# [EXERCISE AIM]
Below are the records; tally the lines that include "left" and report only the total.

# [DATASET CONTENT]
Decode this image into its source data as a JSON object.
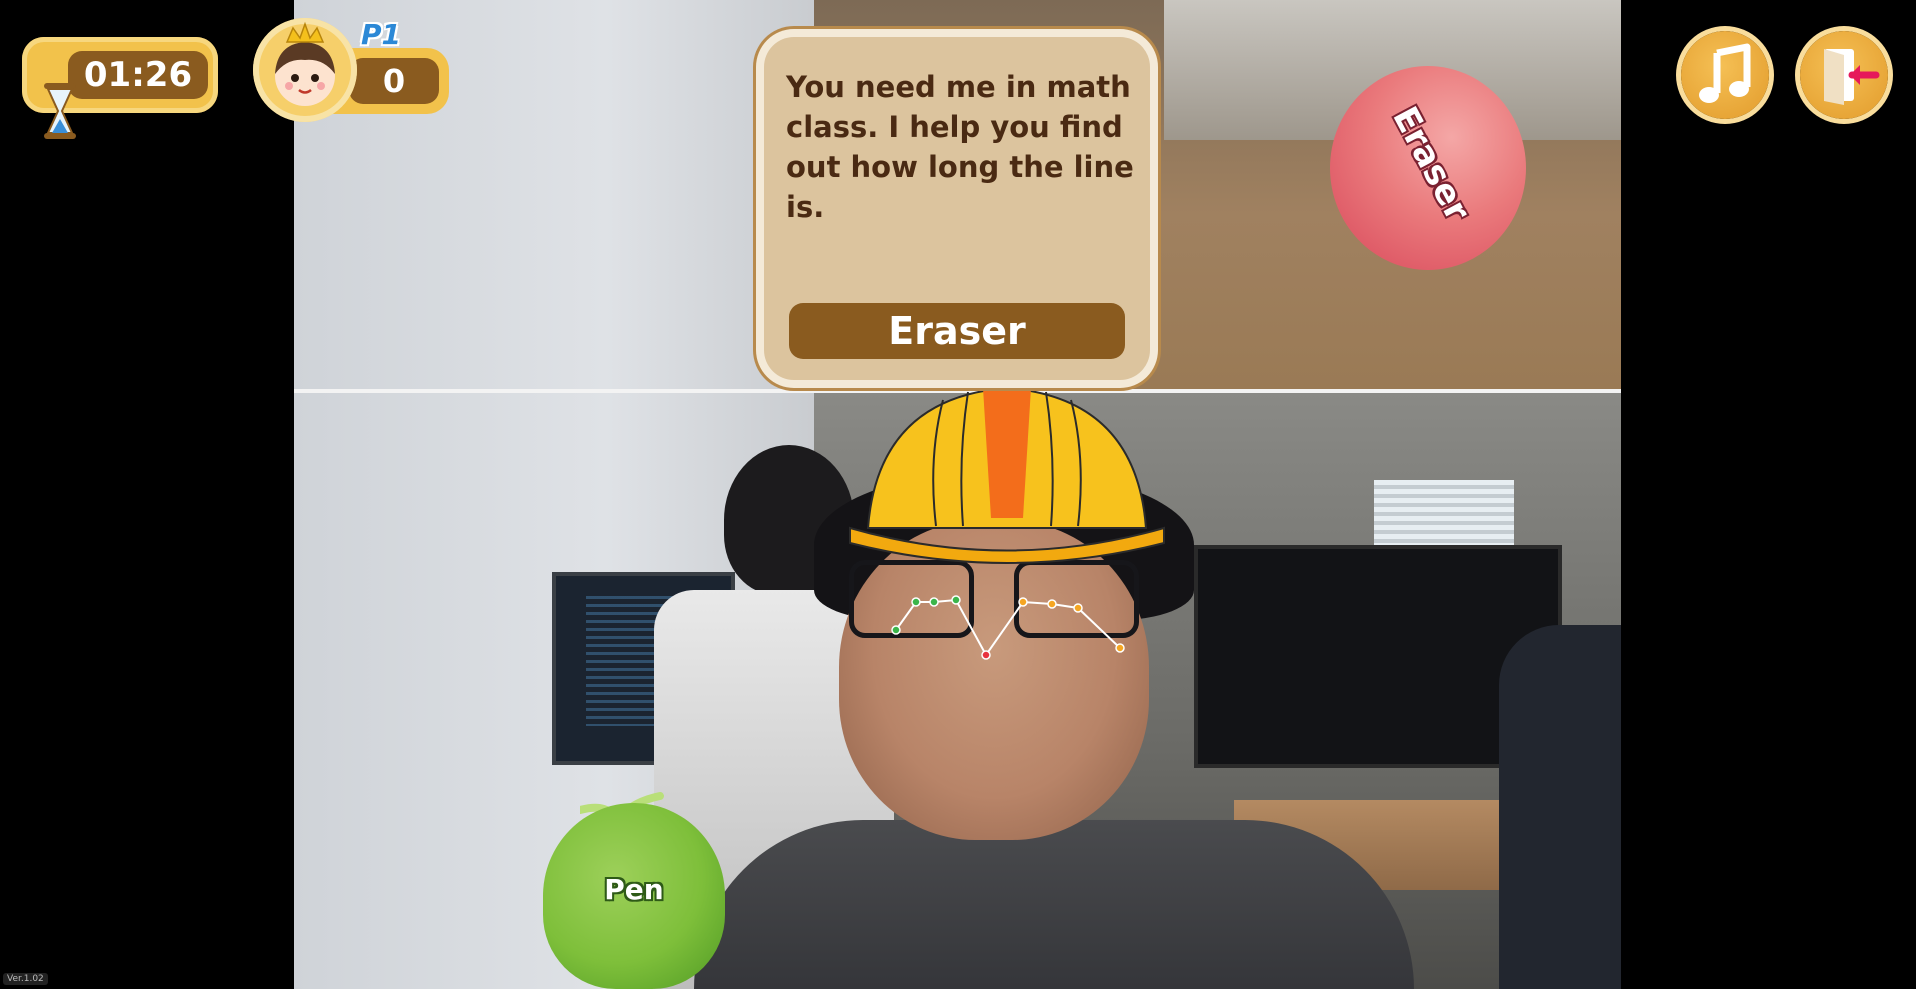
{
  "hud": {
    "timer": "01:26",
    "player_tag": "P1",
    "score": "0"
  },
  "card": {
    "question": "You need me in math class. I help you find out how long the line is.",
    "answer": "Eraser"
  },
  "balls": {
    "eraser_label": "Eraser",
    "pen_label": "Pen"
  },
  "buttons": {
    "music_icon": "music-note-icon",
    "exit_icon": "exit-door-icon"
  },
  "footer": {
    "version": "Ver.1.02"
  },
  "colors": {
    "accent_gold": "#f2c24b",
    "brown": "#8a5b1f",
    "card_bg": "#dcc49e",
    "eraser_pink": "#ea7a7c",
    "pen_green": "#7ebf3a",
    "player_blue": "#2b88d6"
  }
}
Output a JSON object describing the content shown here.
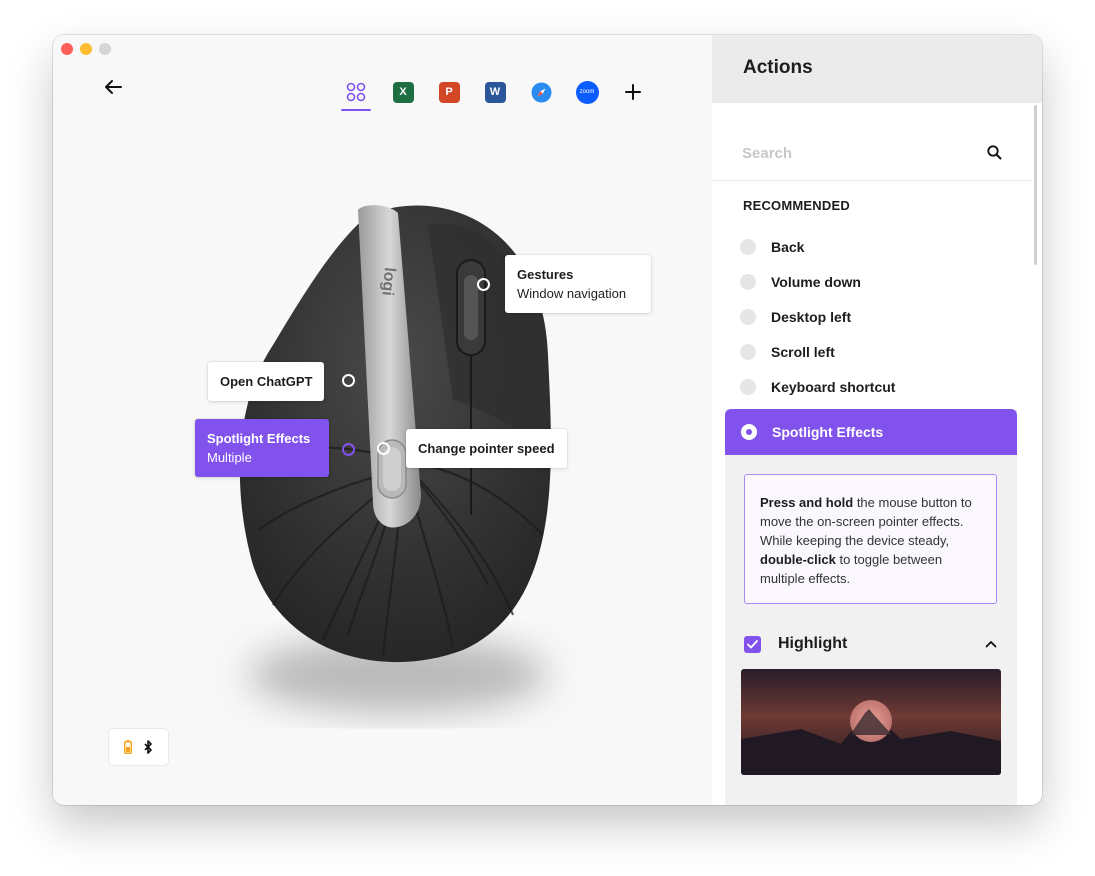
{
  "toolbar": {
    "back_icon": "arrow-left-icon",
    "apps": [
      {
        "name": "all-applications",
        "icon": "grid-circles-icon",
        "active": true
      },
      {
        "name": "excel",
        "icon": "excel-icon",
        "letter": "X",
        "color": "#1d6f42"
      },
      {
        "name": "powerpoint",
        "icon": "powerpoint-icon",
        "letter": "P",
        "color": "#d24726"
      },
      {
        "name": "word",
        "icon": "word-icon",
        "letter": "W",
        "color": "#2b579a"
      },
      {
        "name": "safari",
        "icon": "safari-icon",
        "color": "#2a8cf0"
      },
      {
        "name": "zoom",
        "icon": "zoom-icon",
        "label": "zoom",
        "color": "#0b5cff"
      }
    ],
    "add_icon": "plus-icon"
  },
  "callouts": {
    "gestures": {
      "title": "Gestures",
      "sub": "Window navigation"
    },
    "chatgpt": {
      "title": "Open ChatGPT"
    },
    "spotlight": {
      "title": "Spotlight Effects",
      "sub": "Multiple"
    },
    "pointer_speed": {
      "title": "Change pointer speed"
    }
  },
  "actions": {
    "title": "Actions",
    "search_placeholder": "Search",
    "recommended_title": "RECOMMENDED",
    "items": [
      {
        "label": "Back"
      },
      {
        "label": "Volume down"
      },
      {
        "label": "Desktop left"
      },
      {
        "label": "Scroll left"
      },
      {
        "label": "Keyboard shortcut"
      }
    ],
    "selected": {
      "label": "Spotlight Effects",
      "desc_bold1": "Press and hold",
      "desc1": " the mouse button to move the on-screen pointer effects. While keeping the device steady, ",
      "desc_bold2": "double-click",
      "desc2": " to toggle between multiple effects."
    },
    "highlight": {
      "label": "Highlight",
      "checked": true
    }
  },
  "colors": {
    "accent": "#8153ec",
    "battery": "#f5a623"
  },
  "status_icons": [
    "battery-icon",
    "bluetooth-icon"
  ]
}
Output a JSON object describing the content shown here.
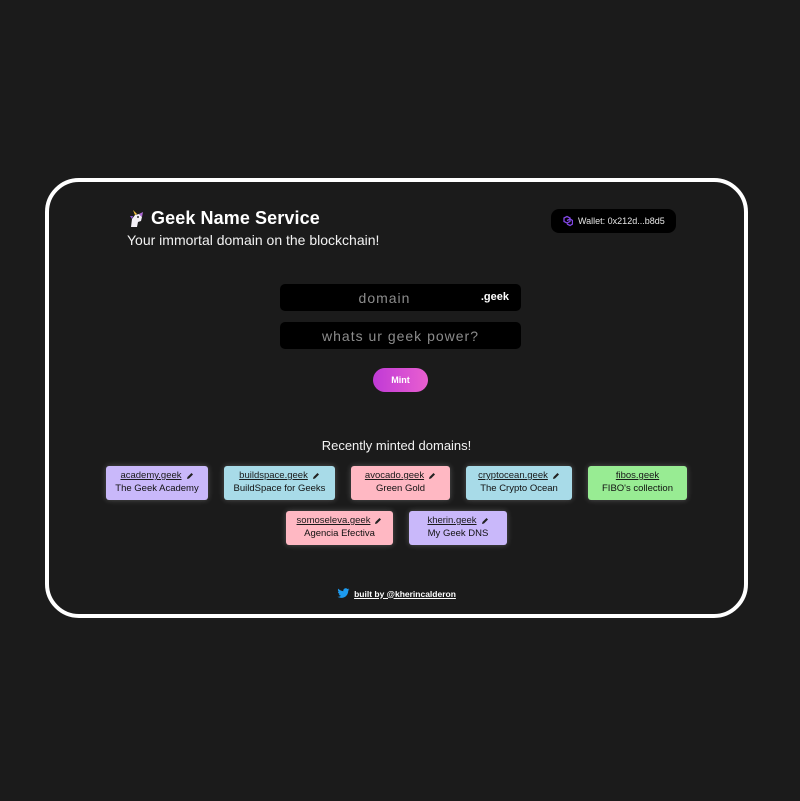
{
  "header": {
    "title": "Geek Name Service",
    "tagline": "Your immortal domain on the blockchain!",
    "icon": "unicorn-icon"
  },
  "wallet": {
    "label": "Wallet: 0x212d...b8d5",
    "icon": "polygon-icon"
  },
  "form": {
    "domain_placeholder": "domain",
    "domain_value": "",
    "tld": ".geek",
    "power_placeholder": "whats ur geek power?",
    "power_value": "",
    "mint_label": "Mint"
  },
  "recent": {
    "title": "Recently minted domains!",
    "rows": [
      [
        {
          "name": "academy.geek",
          "record": "The Geek Academy",
          "color": "#c9b8fa"
        },
        {
          "name": "buildspace.geek",
          "record": "BuildSpace for Geeks",
          "color": "#a8dbe8"
        },
        {
          "name": "avocado.geek",
          "record": "Green Gold",
          "color": "#ffb8c3"
        },
        {
          "name": "cryptocean.geek",
          "record": "The Crypto Ocean",
          "color": "#a8dbe8"
        },
        {
          "name": "fibos.geek",
          "record": "FIBO's collection",
          "color": "#98ec93"
        }
      ],
      [
        {
          "name": "somoseleva.geek",
          "record": "Agencia Efectiva",
          "color": "#ffb8c3"
        },
        {
          "name": "kherin.geek",
          "record": "My Geek DNS",
          "color": "#c9b8fa"
        }
      ]
    ]
  },
  "footer": {
    "link_text": "built by @kherincalderon",
    "icon": "twitter-icon"
  },
  "colors": {
    "background": "#1b1b1b",
    "mint_gradient_start": "#c03ad6",
    "mint_gradient_end": "#e95fd0",
    "twitter_blue": "#1d9bf0",
    "polygon_purple": "#8247e5"
  }
}
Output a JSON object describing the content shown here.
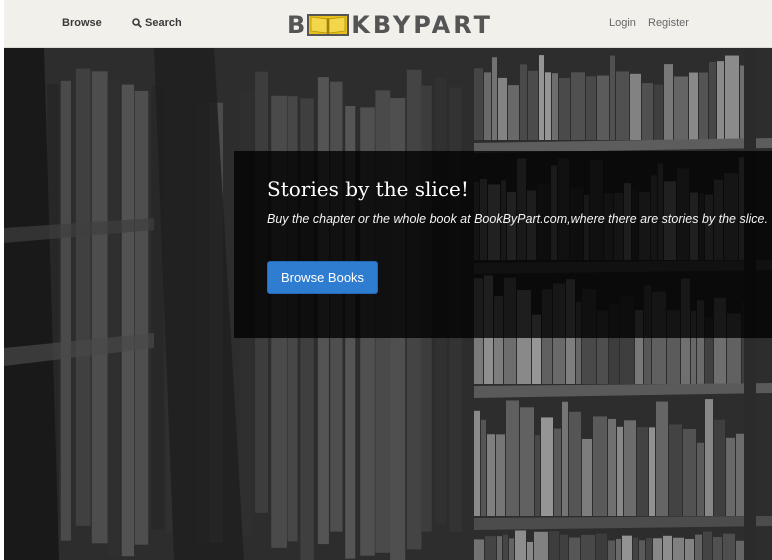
{
  "nav": {
    "browse_label": "Browse",
    "search_label": "Search",
    "search_icon": "magnifier-icon",
    "login_label": "Login",
    "register_label": "Register"
  },
  "logo": {
    "text": "BOOKBYPART",
    "letter_b": "B",
    "letters_rest": "KBYPART",
    "icon": "open-book-icon",
    "accent_color": "#e8c21a"
  },
  "hero": {
    "title": "Stories by the slice!",
    "subtitle": "Buy the chapter or the whole book at BookByPart.com,where there are stories by the slice.",
    "cta_label": "Browse Books",
    "cta_color": "#2f7dd1"
  }
}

# [OUTPUT BELOW]
3